Thierry Delaporte is on the move. It's his guiding philosophy. "What truly resonates in my head is the advice I'd gotten one day when I was pretty young in my career. My boss told me to always be on the move. When you want to do something, do it. Do it now. Don't wait. Do it now, and listen to your guts. Don't miss the opportunity to do what you feel right now."
As if anticipating the followup question, Delaporte added, "When you're wrong, correct it, and then move on." Indecisiveness is the biggest mistake, in his view. "People are just afraid to make decisions, and they feel that it will be easier somehow by waiting. But not making a decision is a mistake in itself."
It's hard to be on the move in a time of a global pandemic. Like so many of us, Delaporte does his work remotely, seeing the world — and being seen — through a computer screen. That's been hard on him. When Delaporte became the new Chief Executive Officer and Managing Director of Wipro, an India-headquartered multinational IT and business solutions company, he anticipated a different sort of beginning. "In my mind, I assumed that the first day of my job, I would jump on a plane and would spend the entire week meeting people in Bangalore and other cities in India." COVID-19 kept him grounded.
He waxed nostalgic about conducting business in person. "I miss the small talk and the coffee machine. I miss the glass of wine with colleagues in the evening. I miss, you know, the selfie or the smile or joke with our people." As he talks, it's easy to see why these personal connections are so important to Delaporte.
Wipro's new CEO believes in and is committed to team-building, fostering what he calls a collective spirit. He even goes so far as to say, "I like being surrounded by people better than me." While super-talented people might unnerve some, Delaporte sees their presence as an advantage. "Because, at the end of the day," he says, "everybody wins when you’re learning from each other and helping each other improve."
However, Delaporte knows that surrounding yourself with exceptional people doesn't matter if everyone isn’t working as a team. "You may have the greatest player on the pitch," explains Delaporte, a football fan himself, "but if they don't work together, they don't play together, you don't have a unified team."

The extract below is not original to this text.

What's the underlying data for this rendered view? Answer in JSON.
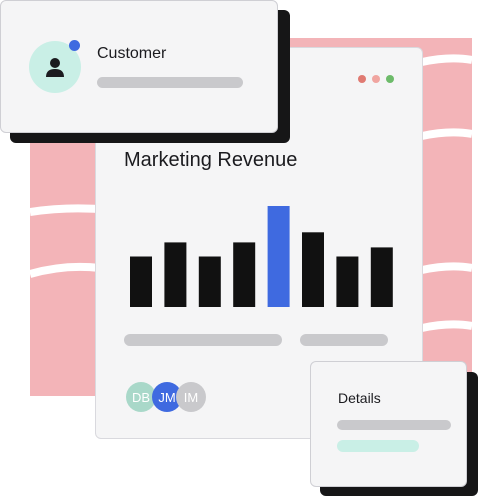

He brings that commitment to teamwork to Wipro, which he considers a people business. "We are a people business. It's all about people,” he emphasizes, “It's all about people — and I think you need to understand what is in their head and their heart as well." He enjoys work most when working on teams that are aligned and purposefully moving in the same direction. Not only is this camaraderie good for business, "it's my greatest pleasure. That's what I like doing."
Despite the virtual start to his tenure as CEO, Delaporte remains hopeful: "A window will open. We just have to be patient for that," he says.
Delaporte says his primary motivation is to "build something that you know will stand on its own, that's going to last. That truly motivates me."
One team Delaporte is proud to lead is that of Life Project 4 Youth (LP4Y). This international effort includes 10,000 members across 14 different countries. They identify young adults between 17 and 24 years old who live in extreme poverty conditions. The organization enrolls these youth in an 18-month program that teaches them business, social, and other skills. Micro-economic initiatives boost their confidence and pave the way for their future endeavors. In fact, the organization's name itself refers to its overall impact on the individuals it serves. "It builds their project for life, so that goes beyond the work itself. We ask them to clearly define their projects, which helps them see themselves and their future success."
When he isn't working for Wipro or getting involved in LP4Y, personal connection remains crucial to Delaporte. Besides his hobbies of running, sailing, hiking, football, and other sports he says clear his mind and keep him healthy, he enjoys spending time with his wife of 28 years, Isabelle, and their three daughters, Inès, Flore, and Verane, and son Arthur.
"[My family] is my biggest pride," he says.
It all ties back to making sure his relationships — both personal and professional — leave an impact.
"What drives me every day is truly connecting with others," he says.